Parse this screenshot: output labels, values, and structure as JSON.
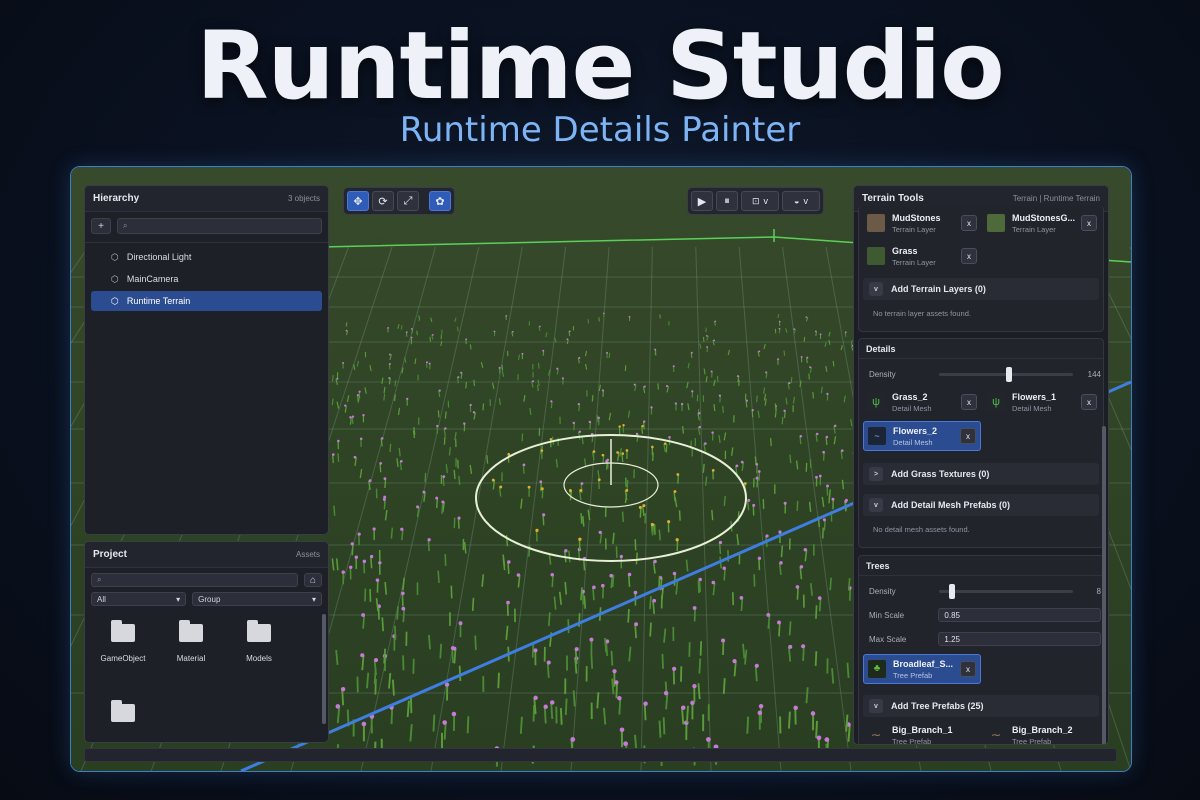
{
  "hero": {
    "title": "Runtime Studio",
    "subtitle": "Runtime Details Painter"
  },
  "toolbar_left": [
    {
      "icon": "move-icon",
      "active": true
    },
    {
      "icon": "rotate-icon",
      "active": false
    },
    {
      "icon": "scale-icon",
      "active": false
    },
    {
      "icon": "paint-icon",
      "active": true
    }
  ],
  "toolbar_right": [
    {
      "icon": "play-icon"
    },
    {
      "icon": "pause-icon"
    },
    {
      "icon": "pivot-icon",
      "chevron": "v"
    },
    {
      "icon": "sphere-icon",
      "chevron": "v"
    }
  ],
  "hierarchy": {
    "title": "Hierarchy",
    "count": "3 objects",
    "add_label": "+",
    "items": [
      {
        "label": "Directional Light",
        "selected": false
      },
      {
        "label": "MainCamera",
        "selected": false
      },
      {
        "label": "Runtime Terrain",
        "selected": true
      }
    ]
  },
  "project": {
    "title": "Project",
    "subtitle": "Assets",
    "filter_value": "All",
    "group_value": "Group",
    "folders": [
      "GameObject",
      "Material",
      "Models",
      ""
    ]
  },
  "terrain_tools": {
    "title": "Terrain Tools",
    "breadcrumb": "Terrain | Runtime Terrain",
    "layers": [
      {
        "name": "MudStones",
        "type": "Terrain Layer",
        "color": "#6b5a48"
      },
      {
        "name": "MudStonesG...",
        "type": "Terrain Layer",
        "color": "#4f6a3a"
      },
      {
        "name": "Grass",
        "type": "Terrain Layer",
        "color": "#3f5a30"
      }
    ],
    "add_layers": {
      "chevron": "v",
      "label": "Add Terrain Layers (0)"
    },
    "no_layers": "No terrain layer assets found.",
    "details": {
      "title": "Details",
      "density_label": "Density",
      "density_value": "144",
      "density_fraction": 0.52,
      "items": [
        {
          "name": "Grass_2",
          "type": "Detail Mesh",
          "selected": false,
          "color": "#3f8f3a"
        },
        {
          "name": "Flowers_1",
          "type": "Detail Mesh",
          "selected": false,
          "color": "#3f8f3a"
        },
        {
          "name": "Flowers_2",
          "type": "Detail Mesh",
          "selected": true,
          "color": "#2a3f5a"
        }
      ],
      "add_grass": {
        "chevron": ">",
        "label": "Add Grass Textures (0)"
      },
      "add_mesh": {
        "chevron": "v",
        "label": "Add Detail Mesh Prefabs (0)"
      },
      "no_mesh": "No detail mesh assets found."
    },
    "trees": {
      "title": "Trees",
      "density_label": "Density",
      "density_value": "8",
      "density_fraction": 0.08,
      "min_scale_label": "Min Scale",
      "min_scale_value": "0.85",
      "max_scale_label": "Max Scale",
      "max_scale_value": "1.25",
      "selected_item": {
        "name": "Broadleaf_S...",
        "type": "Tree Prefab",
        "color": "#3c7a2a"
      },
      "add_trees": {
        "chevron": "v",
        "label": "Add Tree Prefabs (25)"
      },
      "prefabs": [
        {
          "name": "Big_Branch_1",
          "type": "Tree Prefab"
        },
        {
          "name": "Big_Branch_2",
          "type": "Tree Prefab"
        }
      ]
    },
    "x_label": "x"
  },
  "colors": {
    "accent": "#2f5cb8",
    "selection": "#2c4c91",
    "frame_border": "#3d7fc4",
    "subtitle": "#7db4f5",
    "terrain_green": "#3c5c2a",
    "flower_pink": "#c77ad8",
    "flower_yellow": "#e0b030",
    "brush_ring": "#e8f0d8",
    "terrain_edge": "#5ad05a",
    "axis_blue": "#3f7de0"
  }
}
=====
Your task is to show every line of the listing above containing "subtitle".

Reply to the task
    "subtitle": "Runtime Details Painter"
    "subtitle": "Assets",
    "subtitle": "#7db4f5",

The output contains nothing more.